Jessy Judaica Blog
It is an ancient practice for Jews to cover their heads with a yarmulke (kippah) during prayer. This probably derives from the fact that in Eastern cultures, it is a sign of respect to cover the head (the custom in Western cultures is the opposite: it is a sign of respect to remove one’s hat). Thus, by covering the head during prayer, one showed respect for G-d.
The Talmud says that wearing a yarmulke is to remind us of G-d, who is the Higher Authority “above us” (Kiddushin 31a). What we do can change who we are and wearing a symbolic, tangible “something above us” reinforces the idea that G-d is always watching. The yarmulke is a means to draw out one’s inner sense of respect for and awareness of G-d.
Whatever the reason given, however, covering the head has always been regarded more as a custom rather than a commandment. Although it is a common pious practice to cover the head at all times, it is not religiously mandatory. For example, it is widely accepted that one may refrain from wearing a yarmulke at work if your employer requires it (for reasons of safety, uniformity, or to reduce distractions). You can take off your yarmulke for a job interview if you think it will hurt your chances of getting the job.
When making plans for a bar-mitzvah or Jewish wedding, many people wonder what advantage there would be to rewarding their guests with custom made- yarmulkes or kippahs.

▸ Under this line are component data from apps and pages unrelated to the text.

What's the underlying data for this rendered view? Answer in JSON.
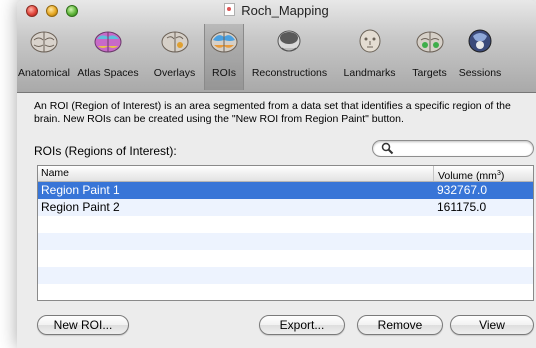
{
  "window": {
    "title": "Roch_Mapping"
  },
  "toolbar": {
    "items": [
      {
        "label": "Anatomical",
        "icon": "brain-anatomical-icon",
        "selected": false
      },
      {
        "label": "Atlas Spaces",
        "icon": "brain-atlas-icon",
        "selected": false
      },
      {
        "label": "Overlays",
        "icon": "brain-overlay-icon",
        "selected": false
      },
      {
        "label": "ROIs",
        "icon": "brain-roi-icon",
        "selected": true
      },
      {
        "label": "Reconstructions",
        "icon": "head-reconstruction-icon",
        "selected": false
      },
      {
        "label": "Landmarks",
        "icon": "head-landmarks-icon",
        "selected": false
      },
      {
        "label": "Targets",
        "icon": "brain-targets-icon",
        "selected": false
      },
      {
        "label": "Sessions",
        "icon": "head-sessions-icon",
        "selected": false
      }
    ]
  },
  "content": {
    "description": "An ROI (Region of Interest) is an area segmented from a data set that identifies a specific region of the brain. New ROIs can be created using the \"New ROI from Region Paint\" button.",
    "rois_label": "ROIs (Regions of Interest):",
    "search": {
      "value": "",
      "placeholder": ""
    }
  },
  "table": {
    "columns": {
      "name": "Name",
      "volume": "Volume (mm",
      "volume_sup": "3",
      "volume_close": ")"
    },
    "rows": [
      {
        "name": "Region Paint 1",
        "volume": "932767.0",
        "selected": true
      },
      {
        "name": "Region Paint 2",
        "volume": "161175.0",
        "selected": false
      }
    ]
  },
  "buttons": {
    "new_roi": "New ROI...",
    "export": "Export...",
    "remove": "Remove",
    "view": "View"
  },
  "colors": {
    "selection": "#3875d7",
    "window_bg": "#ececec"
  }
}
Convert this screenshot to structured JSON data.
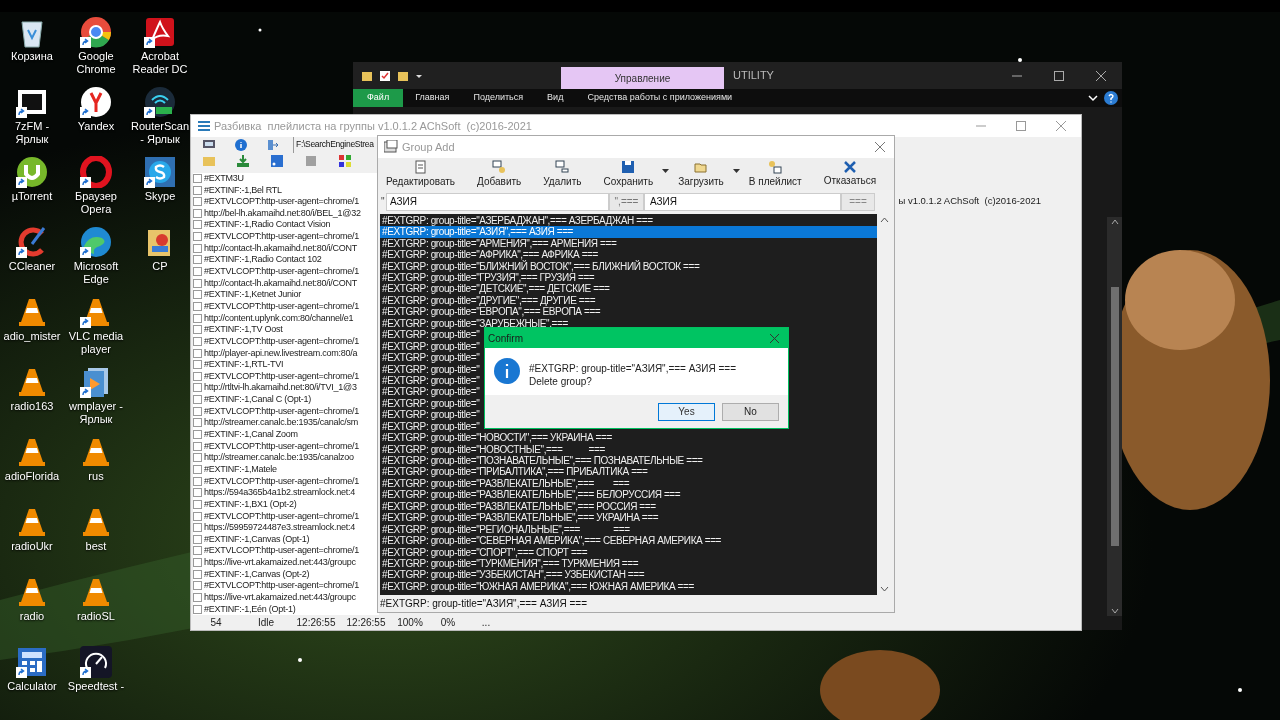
{
  "desktop_icons": [
    {
      "label": "Корзина",
      "kind": "recycle",
      "shortcut": false
    },
    {
      "label": "7zFM - Ярлык",
      "kind": "sevenzip",
      "shortcut": true
    },
    {
      "label": "µTorrent",
      "kind": "utorrent",
      "shortcut": true
    },
    {
      "label": "CCleaner",
      "kind": "ccleaner",
      "shortcut": true
    },
    {
      "label": "adio_mister",
      "kind": "vlc",
      "shortcut": false
    },
    {
      "label": "radio163",
      "kind": "vlc",
      "shortcut": false
    },
    {
      "label": "adioFlorida",
      "kind": "vlc",
      "shortcut": false
    },
    {
      "label": "radioUkr",
      "kind": "vlc",
      "shortcut": false
    },
    {
      "label": "radio",
      "kind": "vlc",
      "shortcut": false
    },
    {
      "label": "Calculator",
      "kind": "calculator",
      "shortcut": true
    },
    {
      "label": "Google Chrome",
      "kind": "chrome",
      "shortcut": true
    },
    {
      "label": "Yandex",
      "kind": "yandex",
      "shortcut": true
    },
    {
      "label": "Браузер Opera",
      "kind": "opera",
      "shortcut": true
    },
    {
      "label": "Microsoft Edge",
      "kind": "edge",
      "shortcut": true
    },
    {
      "label": "VLC media player",
      "kind": "vlc",
      "shortcut": true
    },
    {
      "label": "wmplayer - Ярлык",
      "kind": "wmplayer",
      "shortcut": true
    },
    {
      "label": "rus",
      "kind": "vlc",
      "shortcut": false
    },
    {
      "label": "best",
      "kind": "vlc",
      "shortcut": false
    },
    {
      "label": "radioSL",
      "kind": "vlc",
      "shortcut": false
    },
    {
      "label": "Speedtest -",
      "kind": "speedtest",
      "shortcut": true
    },
    {
      "label": "Acrobat Reader DC",
      "kind": "acrobat",
      "shortcut": true
    },
    {
      "label": "RouterScan - Ярлык",
      "kind": "routerscan",
      "shortcut": true
    },
    {
      "label": "Skype",
      "kind": "skype",
      "shortcut": true
    },
    {
      "label": "CP",
      "kind": "cp",
      "shortcut": false
    }
  ],
  "explorer": {
    "context_tab": "Управление",
    "title": "UTILITY",
    "ribbon_tabs": [
      {
        "label": "Файл",
        "selected": true
      },
      {
        "label": "Главная",
        "selected": false
      },
      {
        "label": "Поделиться",
        "selected": false
      },
      {
        "label": "Вид",
        "selected": false
      },
      {
        "label": "Средства работы с приложениями",
        "selected": false
      }
    ]
  },
  "main_window": {
    "title": "Разбивка  плейлиста на группы v1.0.1.2 AChSoft  (c)2016-2021",
    "path": "F:\\SearchEngineStrea",
    "items": [
      {
        "text": "#EXTM3U",
        "checked": false
      },
      {
        "text": "#EXTINF:-1,Bel RTL",
        "checked": false
      },
      {
        "text": "#EXTVLCOPT:http-user-agent=chrome/1",
        "checked": false
      },
      {
        "text": "http://bel-lh.akamaihd.net:80/i/BEL_1@32",
        "checked": false
      },
      {
        "text": "#EXTINF:-1,Radio Contact Vision",
        "checked": false
      },
      {
        "text": "#EXTVLCOPT:http-user-agent=chrome/1",
        "checked": false
      },
      {
        "text": "http://contact-lh.akamaihd.net:80/i/CONT",
        "checked": false
      },
      {
        "text": "#EXTINF:-1,Radio Contact 102",
        "checked": false
      },
      {
        "text": "#EXTVLCOPT:http-user-agent=chrome/1",
        "checked": false
      },
      {
        "text": "http://contact-lh.akamaihd.net:80/i/CONT",
        "checked": false
      },
      {
        "text": "#EXTINF:-1,Ketnet Junior",
        "checked": false
      },
      {
        "text": "#EXTVLCOPT:http-user-agent=chrome/1",
        "checked": false
      },
      {
        "text": "http://content.uplynk.com:80/channel/e1",
        "checked": false
      },
      {
        "text": "#EXTINF:-1,TV Oost",
        "checked": false
      },
      {
        "text": "#EXTVLCOPT:http-user-agent=chrome/1",
        "checked": false
      },
      {
        "text": "http://player-api.new.livestream.com:80/a",
        "checked": false
      },
      {
        "text": "#EXTINF:-1,RTL-TVI",
        "checked": false
      },
      {
        "text": "#EXTVLCOPT:http-user-agent=chrome/1",
        "checked": false
      },
      {
        "text": "http://rtltvi-lh.akamaihd.net:80/i/TVI_1@3",
        "checked": false
      },
      {
        "text": "#EXTINF:-1,Canal C (Opt-1)",
        "checked": false
      },
      {
        "text": "#EXTVLCOPT:http-user-agent=chrome/1",
        "checked": false
      },
      {
        "text": "http://streamer.canalc.be:1935/canalc/sm",
        "checked": false
      },
      {
        "text": "#EXTINF:-1,Canal Zoom",
        "checked": false
      },
      {
        "text": "#EXTVLCOPT:http-user-agent=chrome/1",
        "checked": false
      },
      {
        "text": "http://streamer.canalc.be:1935/canalzoo",
        "checked": false
      },
      {
        "text": "#EXTINF:-1,Matele",
        "checked": false
      },
      {
        "text": "#EXTVLCOPT:http-user-agent=chrome/1",
        "checked": false
      },
      {
        "text": "https://594a365b4a1b2.streamlock.net:4",
        "checked": false
      },
      {
        "text": "#EXTINF:-1,BX1 (Opt-2)",
        "checked": false
      },
      {
        "text": "#EXTVLCOPT:http-user-agent=chrome/1",
        "checked": false
      },
      {
        "text": "https://59959724487e3.streamlock.net:4",
        "checked": false
      },
      {
        "text": "#EXTINF:-1,Canvas (Opt-1)",
        "checked": false
      },
      {
        "text": "#EXTVLCOPT:http-user-agent=chrome/1",
        "checked": false
      },
      {
        "text": "https://live-vrt.akamaized.net:443/groupc",
        "checked": false
      },
      {
        "text": "#EXTINF:-1,Canvas (Opt-2)",
        "checked": false
      },
      {
        "text": "#EXTVLCOPT:http-user-agent=chrome/1",
        "checked": false
      },
      {
        "text": "https://live-vrt.akamaized.net:443/groupc",
        "checked": false
      },
      {
        "text": "#EXTINF:-1,Eén (Opt-1)",
        "checked": false
      }
    ],
    "side_text": "ы v1.0.1.2 AChSoft  (c)2016-2021",
    "status": [
      "54",
      "Idle",
      "12:26:55",
      "12:26:55",
      "100%",
      "0%",
      "..."
    ]
  },
  "group_add": {
    "title": "Group Add",
    "toolbar": [
      {
        "label": "Редактировать",
        "kind": "edit",
        "dropdown": false
      },
      {
        "label": "Добавить",
        "kind": "add",
        "dropdown": false
      },
      {
        "label": "Удалить",
        "kind": "delete",
        "dropdown": false
      },
      {
        "label": "Сохранить",
        "kind": "save",
        "dropdown": true
      },
      {
        "label": "Загрузить",
        "kind": "load",
        "dropdown": true
      },
      {
        "label": "В плейлист",
        "kind": "playlist",
        "dropdown": false
      },
      {
        "label": "Отказаться",
        "kind": "cancel",
        "dropdown": false
      }
    ],
    "prefix": "\"",
    "name_value": "АЗИЯ",
    "separator": "\",===",
    "title_value": "АЗИЯ",
    "suffix": "===",
    "groups": [
      {
        "text": "#EXTGRP: group-title=\"АЗЕРБАДЖАН\",=== АЗЕРБАДЖАН ===",
        "selected": false
      },
      {
        "text": "#EXTGRP: group-title=\"АЗИЯ\",=== АЗИЯ ===",
        "selected": true
      },
      {
        "text": "#EXTGRP: group-title=\"АРМЕНИЯ\",=== АРМЕНИЯ ===",
        "selected": false
      },
      {
        "text": "#EXTGRP: group-title=\"АФРИКА\",=== АФРИКА ===",
        "selected": false
      },
      {
        "text": "#EXTGRP: group-title=\"БЛИЖНИЙ ВОСТОК\",=== БЛИЖНИЙ ВОСТОК ===",
        "selected": false
      },
      {
        "text": "#EXTGRP: group-title=\"ГРУЗИЯ\",=== ГРУЗИЯ ===",
        "selected": false
      },
      {
        "text": "#EXTGRP: group-title=\"ДЕТСКИЕ\",=== ДЕТСКИЕ ===",
        "selected": false
      },
      {
        "text": "#EXTGRP: group-title=\"ДРУГИЕ\",=== ДРУГИЕ ===",
        "selected": false
      },
      {
        "text": "#EXTGRP: group-title=\"ЕВРОПА\",=== ЕВРОПА ===",
        "selected": false
      },
      {
        "text": "#EXTGRP: group-title=\"ЗАРУБЕЖНЫЕ\",===",
        "selected": false
      },
      {
        "text": "#EXTGRP: group-title=\"",
        "selected": false
      },
      {
        "text": "#EXTGRP: group-title=\"",
        "selected": false
      },
      {
        "text": "#EXTGRP: group-title=\"",
        "selected": false
      },
      {
        "text": "#EXTGRP: group-title=\"",
        "selected": false
      },
      {
        "text": "#EXTGRP: group-title=\"",
        "selected": false
      },
      {
        "text": "#EXTGRP: group-title=\"",
        "selected": false
      },
      {
        "text": "#EXTGRP: group-title=\"",
        "selected": false
      },
      {
        "text": "#EXTGRP: group-title=\"",
        "selected": false
      },
      {
        "text": "#EXTGRP: group-title=\"",
        "selected": false
      },
      {
        "text": "#EXTGRP: group-title=\"НОВОСТИ\",=== УКРАИНА ===",
        "selected": false
      },
      {
        "text": "#EXTGRP: group-title=\"НОВОСТНЫЕ\",===           ===",
        "selected": false
      },
      {
        "text": "#EXTGRP: group-title=\"ПОЗНАВАТЕЛЬНЫЕ\",=== ПОЗНАВАТЕЛЬНЫЕ ===",
        "selected": false
      },
      {
        "text": "#EXTGRP: group-title=\"ПРИБАЛТИКА\",=== ПРИБАЛТИКА ===",
        "selected": false
      },
      {
        "text": "#EXTGRP: group-title=\"РАЗВЛЕКАТЕЛЬНЫЕ\",===        ===",
        "selected": false
      },
      {
        "text": "#EXTGRP: group-title=\"РАЗВЛЕКАТЕЛЬНЫЕ\",=== БЕЛОРУССИЯ ===",
        "selected": false
      },
      {
        "text": "#EXTGRP: group-title=\"РАЗВЛЕКАТЕЛЬНЫЕ\",=== РОССИЯ ===",
        "selected": false
      },
      {
        "text": "#EXTGRP: group-title=\"РАЗВЛЕКАТЕЛЬНЫЕ\",=== УКРАИНА ===",
        "selected": false
      },
      {
        "text": "#EXTGRP: group-title=\"РЕГИОНАЛЬНЫЕ\",===              ===",
        "selected": false
      },
      {
        "text": "#EXTGRP: group-title=\"СЕВЕРНАЯ АМЕРИКА\",=== СЕВЕРНАЯ АМЕРИКА ===",
        "selected": false
      },
      {
        "text": "#EXTGRP: group-title=\"СПОРТ\",=== СПОРТ ===",
        "selected": false
      },
      {
        "text": "#EXTGRP: group-title=\"ТУРКМЕНИЯ\",=== ТУРКМЕНИЯ ===",
        "selected": false
      },
      {
        "text": "#EXTGRP: group-title=\"УЗБЕКИСТАН\",=== УЗБЕКИСТАН ===",
        "selected": false
      },
      {
        "text": "#EXTGRP: group-title=\"ЮЖНАЯ АМЕРИКА\",=== ЮЖНАЯ АМЕРИКА ===",
        "selected": false
      }
    ],
    "current": "#EXTGRP: group-title=\"АЗИЯ\",=== АЗИЯ ==="
  },
  "confirm": {
    "title": "Confirm",
    "message": "#EXTGRP: group-title=\"АЗИЯ\",=== АЗИЯ ===",
    "question": "Delete group?",
    "buttons": [
      {
        "label": "Yes",
        "kind": "default"
      },
      {
        "label": "No",
        "kind": "normal"
      }
    ]
  }
}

In addition to being an important religious symbol, the simple yarmulke will be a source of happiness and curiosity to people attending your wedding or Bar/Bat Mitzvah.Many of [...]
Millions of kippot are sold around the world each year. People buy 4 million dollars worth of kippot each year in Israel alone! There are large kippot, small kippot, kippot for a child and kippot for women. But even more than the size of a kippah, there are a wide range of styles and [...]
The Kippa, kippah or Kippot (plural) is commonly identified worldwide as traditional Jewish headwear, although it is also worn by Muslims, Buddhists, other religious sects, as well as Roman Catholic clergy. In Judaism, kippot are almost always worn by Orthodox Jews, and customarily worn by Conservative & Reform Jews at weddings, Bar/Bat Mitzvahs, celebrations and [...]